More basic income experiments are needed in the UK, he adds. Modelling for a proposed pilot scheme in Scotland found an initial basic income of £48 per week would be affordable, help the lowest paid the most and would halve destitution overnight. “We need to explore this model being applied across the UK as part of a new social contract for Britain’s recovery after Covid-19 as the furlough scheme is wound down.”
Growing pressure from investors
And while the pandemic has brought the global economy shuddering to a halt, from here on it starts to collide with a range of important megatrends including sustainability and climate change. There is growing evidence that more sustainable companies have been more resilient than their peers, and as thoughts turn to how to restart the economy, there is a strong movement to ensure that the stimulus packages that will be put in place have sustainability at their heart so that we ‘build back better’ – many people are making explicit links between the pandemic and how we tackle climate change.

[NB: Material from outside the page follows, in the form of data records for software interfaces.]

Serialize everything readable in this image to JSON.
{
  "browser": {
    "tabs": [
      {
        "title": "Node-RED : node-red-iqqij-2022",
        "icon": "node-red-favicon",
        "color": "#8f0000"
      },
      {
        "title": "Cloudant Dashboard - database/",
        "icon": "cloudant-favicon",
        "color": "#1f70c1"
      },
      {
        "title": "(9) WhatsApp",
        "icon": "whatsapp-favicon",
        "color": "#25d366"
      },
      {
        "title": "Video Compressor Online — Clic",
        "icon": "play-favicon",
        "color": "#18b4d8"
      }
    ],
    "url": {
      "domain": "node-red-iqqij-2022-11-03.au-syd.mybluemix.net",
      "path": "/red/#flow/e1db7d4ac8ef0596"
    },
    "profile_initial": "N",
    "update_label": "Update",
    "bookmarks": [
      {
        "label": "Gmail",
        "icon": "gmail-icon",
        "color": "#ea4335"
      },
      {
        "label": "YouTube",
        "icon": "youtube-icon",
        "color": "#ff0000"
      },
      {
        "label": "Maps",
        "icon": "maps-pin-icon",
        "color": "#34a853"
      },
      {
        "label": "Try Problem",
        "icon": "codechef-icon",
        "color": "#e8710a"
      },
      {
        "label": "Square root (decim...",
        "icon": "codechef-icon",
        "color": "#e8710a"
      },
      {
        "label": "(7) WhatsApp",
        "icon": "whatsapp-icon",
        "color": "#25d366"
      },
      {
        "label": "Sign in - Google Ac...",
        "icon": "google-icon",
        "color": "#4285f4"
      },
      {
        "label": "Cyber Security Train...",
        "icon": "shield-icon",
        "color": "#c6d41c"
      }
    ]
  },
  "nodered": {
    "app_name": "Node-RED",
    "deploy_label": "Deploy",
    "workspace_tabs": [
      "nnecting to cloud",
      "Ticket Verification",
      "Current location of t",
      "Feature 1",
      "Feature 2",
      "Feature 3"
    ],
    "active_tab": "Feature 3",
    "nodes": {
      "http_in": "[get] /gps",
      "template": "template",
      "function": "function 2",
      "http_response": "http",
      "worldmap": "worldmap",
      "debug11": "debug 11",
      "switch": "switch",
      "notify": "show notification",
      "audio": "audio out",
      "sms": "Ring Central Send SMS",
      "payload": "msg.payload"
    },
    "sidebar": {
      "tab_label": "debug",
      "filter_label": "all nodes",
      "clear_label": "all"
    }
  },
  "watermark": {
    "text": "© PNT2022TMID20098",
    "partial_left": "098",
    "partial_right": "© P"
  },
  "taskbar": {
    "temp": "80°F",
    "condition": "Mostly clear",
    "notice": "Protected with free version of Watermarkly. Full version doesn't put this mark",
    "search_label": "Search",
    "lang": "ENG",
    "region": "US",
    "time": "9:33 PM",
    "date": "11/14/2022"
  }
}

“The short-term imperative of dealing with the Covid-19 pandemic doesn't alter the urgency of dealing with the climate crisis,” says Vaughan Lindsay, CEO of carbon offset provider ClimateCare. “We need to learn from how we have responded as global nations to the coronavirus crisis so we can galvanise action and all take responsibility for our emissions and fight climate change. The parallels between the coronavirus response and how we should collaboratively tackle the climate crisis must not be overlooked.”
The corporate world is increasingly coming round to this idea, too. European oil and gas companies including Shell, BP, France’s Total and Eni of Italy have all signed up to net zero targets, while BNP Paribas, Barclays and HSBC are among banks that have pledged to stop funding coal projects in recent months.
JPMorgan Chase has agreed to replace the former CEO of ExxonMobil as lead independent director while some of the world’s biggest companies, in markets across the world, have been lobbying governments to link recovery plans to climate action.
There are signs that governments, at national and city level, have also realised that there is an opportunity to boost the recovery and tackle climate change at the same time. The French government has banned Air France from flying routes that can be taken by train as a condition of its bailout, while cities including Paris, Milan and London have introduced measures to encourage cycling and ban cars in parts of their cities, both to aid social distancing and to reduce emissions.
In the UK, the Committee on Climate Change (CCC) has advised the government to place climate action at the heart of the rebuilding of the economy.
And all of this is happening in part thanks to growing pressure from investors, many of whom realise that tackling environmental, social and governance (ESG) issues is a key part of preparing for a sustainable future. Companies with strong ESG credentials have performed better during the crisis and many investors want to see these issues prioritised in recovery plans.
“Coming out of the crisis, we have an opportunity to accelerate towards a more sustainable world,” said Larry Fink, CEO of Blackrock, the world’s largest asset manager, recently. “The pandemic we're experiencing now is further highlighting the value of sustainable portfolios. We've seen sustainable portfolios deliver stronger performance than traditional portfolios during this period.”
The world is starting to return to work. But it will not be business as usual as we have known it in the past.